Biomolecular approaches to understanding metal tolerance and hyperaccumulation in plants

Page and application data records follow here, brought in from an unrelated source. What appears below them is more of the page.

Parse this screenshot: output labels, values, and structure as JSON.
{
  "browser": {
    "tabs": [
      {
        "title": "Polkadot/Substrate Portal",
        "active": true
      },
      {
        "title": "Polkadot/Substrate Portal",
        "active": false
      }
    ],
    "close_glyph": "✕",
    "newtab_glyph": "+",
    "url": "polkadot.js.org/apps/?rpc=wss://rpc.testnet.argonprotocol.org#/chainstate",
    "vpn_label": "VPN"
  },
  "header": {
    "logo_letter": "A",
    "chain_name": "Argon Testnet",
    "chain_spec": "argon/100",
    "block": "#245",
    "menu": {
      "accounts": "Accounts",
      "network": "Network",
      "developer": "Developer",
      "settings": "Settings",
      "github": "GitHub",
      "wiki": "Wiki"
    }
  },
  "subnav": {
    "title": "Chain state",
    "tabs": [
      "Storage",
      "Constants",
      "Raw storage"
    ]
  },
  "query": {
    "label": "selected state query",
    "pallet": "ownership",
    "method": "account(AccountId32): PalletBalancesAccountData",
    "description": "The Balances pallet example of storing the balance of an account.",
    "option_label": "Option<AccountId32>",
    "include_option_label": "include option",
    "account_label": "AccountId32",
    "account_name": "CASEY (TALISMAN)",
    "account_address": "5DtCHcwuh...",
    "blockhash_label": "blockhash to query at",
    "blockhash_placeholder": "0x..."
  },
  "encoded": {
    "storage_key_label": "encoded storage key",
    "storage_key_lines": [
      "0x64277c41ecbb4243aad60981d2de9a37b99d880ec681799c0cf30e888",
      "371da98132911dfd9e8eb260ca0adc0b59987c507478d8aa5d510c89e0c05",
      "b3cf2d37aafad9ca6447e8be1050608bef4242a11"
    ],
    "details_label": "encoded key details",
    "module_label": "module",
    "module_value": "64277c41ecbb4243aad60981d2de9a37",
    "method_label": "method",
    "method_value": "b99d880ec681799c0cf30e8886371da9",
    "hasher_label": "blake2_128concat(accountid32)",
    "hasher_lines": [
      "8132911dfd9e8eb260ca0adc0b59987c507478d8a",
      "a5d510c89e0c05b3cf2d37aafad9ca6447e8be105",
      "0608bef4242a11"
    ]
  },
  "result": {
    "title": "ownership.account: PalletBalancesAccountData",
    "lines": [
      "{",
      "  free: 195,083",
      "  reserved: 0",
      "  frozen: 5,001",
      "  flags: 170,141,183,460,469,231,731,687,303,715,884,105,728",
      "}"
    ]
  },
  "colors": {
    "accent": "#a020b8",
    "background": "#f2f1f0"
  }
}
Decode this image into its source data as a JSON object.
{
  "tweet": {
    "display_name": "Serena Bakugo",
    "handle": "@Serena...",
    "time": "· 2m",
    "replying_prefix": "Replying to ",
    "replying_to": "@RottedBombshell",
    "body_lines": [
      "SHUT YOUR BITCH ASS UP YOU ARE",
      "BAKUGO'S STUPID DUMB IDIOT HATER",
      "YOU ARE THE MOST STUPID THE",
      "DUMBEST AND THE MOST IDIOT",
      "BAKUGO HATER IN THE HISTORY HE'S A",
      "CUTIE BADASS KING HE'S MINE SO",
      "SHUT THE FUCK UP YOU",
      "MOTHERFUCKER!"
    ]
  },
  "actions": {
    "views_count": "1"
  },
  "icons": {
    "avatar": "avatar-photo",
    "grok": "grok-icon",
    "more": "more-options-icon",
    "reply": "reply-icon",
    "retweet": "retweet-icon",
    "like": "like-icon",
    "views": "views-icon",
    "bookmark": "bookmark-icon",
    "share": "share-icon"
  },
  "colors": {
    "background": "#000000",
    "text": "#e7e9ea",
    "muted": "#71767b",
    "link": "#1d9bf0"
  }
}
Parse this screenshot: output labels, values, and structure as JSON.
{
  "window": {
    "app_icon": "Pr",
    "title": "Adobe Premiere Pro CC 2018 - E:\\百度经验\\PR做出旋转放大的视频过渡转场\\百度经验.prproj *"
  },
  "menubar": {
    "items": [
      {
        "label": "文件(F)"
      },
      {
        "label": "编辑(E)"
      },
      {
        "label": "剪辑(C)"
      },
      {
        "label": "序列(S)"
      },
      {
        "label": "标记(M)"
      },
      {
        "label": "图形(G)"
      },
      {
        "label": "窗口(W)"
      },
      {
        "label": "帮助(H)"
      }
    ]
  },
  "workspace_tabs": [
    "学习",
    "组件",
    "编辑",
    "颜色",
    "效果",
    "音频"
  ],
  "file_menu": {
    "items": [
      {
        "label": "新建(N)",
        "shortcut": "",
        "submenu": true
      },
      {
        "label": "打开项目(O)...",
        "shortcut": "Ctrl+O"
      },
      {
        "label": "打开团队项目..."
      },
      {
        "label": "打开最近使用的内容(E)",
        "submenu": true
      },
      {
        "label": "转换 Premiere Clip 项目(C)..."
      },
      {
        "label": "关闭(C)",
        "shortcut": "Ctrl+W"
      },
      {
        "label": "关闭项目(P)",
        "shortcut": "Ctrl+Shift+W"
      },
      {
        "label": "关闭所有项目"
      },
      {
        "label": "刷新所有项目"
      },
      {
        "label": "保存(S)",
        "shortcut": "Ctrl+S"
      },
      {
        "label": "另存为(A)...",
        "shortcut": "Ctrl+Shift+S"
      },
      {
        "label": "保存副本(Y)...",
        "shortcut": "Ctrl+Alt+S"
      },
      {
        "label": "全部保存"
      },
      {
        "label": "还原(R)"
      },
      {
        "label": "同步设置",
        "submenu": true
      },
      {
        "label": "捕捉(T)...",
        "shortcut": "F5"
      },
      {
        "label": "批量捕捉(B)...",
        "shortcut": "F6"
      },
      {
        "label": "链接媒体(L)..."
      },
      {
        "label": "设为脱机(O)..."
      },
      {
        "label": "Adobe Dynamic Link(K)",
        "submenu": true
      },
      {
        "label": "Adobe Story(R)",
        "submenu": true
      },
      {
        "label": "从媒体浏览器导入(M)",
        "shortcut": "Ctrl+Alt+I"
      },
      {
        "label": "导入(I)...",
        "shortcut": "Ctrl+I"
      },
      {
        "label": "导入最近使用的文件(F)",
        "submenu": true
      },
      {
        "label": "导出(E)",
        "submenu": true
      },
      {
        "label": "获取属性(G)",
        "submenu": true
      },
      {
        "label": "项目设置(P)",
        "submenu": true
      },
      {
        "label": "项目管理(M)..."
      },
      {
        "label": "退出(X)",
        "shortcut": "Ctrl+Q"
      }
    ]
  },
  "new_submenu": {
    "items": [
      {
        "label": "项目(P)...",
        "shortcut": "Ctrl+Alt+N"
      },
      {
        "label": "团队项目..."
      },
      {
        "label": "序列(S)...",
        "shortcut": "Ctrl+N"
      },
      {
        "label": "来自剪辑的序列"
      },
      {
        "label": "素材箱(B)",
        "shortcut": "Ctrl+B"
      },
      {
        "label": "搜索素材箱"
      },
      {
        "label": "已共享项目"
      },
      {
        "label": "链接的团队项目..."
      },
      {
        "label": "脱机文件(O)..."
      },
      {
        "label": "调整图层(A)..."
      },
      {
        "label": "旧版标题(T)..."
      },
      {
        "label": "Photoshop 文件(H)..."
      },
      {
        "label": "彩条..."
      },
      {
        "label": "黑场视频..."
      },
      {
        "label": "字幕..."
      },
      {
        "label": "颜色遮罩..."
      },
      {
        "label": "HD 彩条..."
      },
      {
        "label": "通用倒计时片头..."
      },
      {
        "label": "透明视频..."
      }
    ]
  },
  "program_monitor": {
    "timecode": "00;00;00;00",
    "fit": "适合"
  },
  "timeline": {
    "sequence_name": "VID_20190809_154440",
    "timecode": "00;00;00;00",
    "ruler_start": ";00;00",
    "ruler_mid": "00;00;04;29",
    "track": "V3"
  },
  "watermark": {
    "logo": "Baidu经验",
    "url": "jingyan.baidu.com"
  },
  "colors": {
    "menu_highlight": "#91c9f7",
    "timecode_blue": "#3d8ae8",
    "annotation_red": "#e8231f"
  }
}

Trace metal elements are essential for plant growth but become toxic at high concentrations, while some non-essential elements, such as Cd and As, show toxicity even in traces. Thus, metal homeostasis is tightly regulated in plants. Plant species colonising metalliferous soils have evolved mechanisms to hypertolerate metals and, in rare cases, can hyperaccumulate them in excess amounts in their shoots. The molecular mechanisms of metal hypertolerance and hyperaccumulation are likely derived from alterations in the basic mechanisms involved in general metal homeostasis. Genes involved in metal transport, synthesis of metal chelators and oxidative stress responses are constitutively and highly expressed in metal hypertolerant and hyperaccumulator species. Plant specialized metabolites and cell wall components have been proposed as major players in these mechanisms. In addition, the high intra-specific natural variation of metal hypertolerance and hyperaccumulation suggests that various molecular mechanisms might be involved in the evolution of these traits. To date, the potential of wild plant populations as systems to study metal tolerance and hyperaccumulation has not been fully exploited. The advent of next-generation sequencing (NGS) has enabled the study of non-model species, providing an opportunity to study natural populations and new tolerant and/or hyperaccumulating species, and will provide new insights into metal tolerance and hyperaccumulation. In this review we highlight background knowledge about metal tolerance and hyperaccumulation in plants and the current state-of-the-art techniques to study and identify the underlying mechanisms of metal hypertolerance and hyperaccumulation. We also outline for the reader the importance of the multidisciplinarity of this research field and how the integration of multiomic approaches will benefit facing the future scientific challenges.
- This article is part of the themed collection: Phytometallomics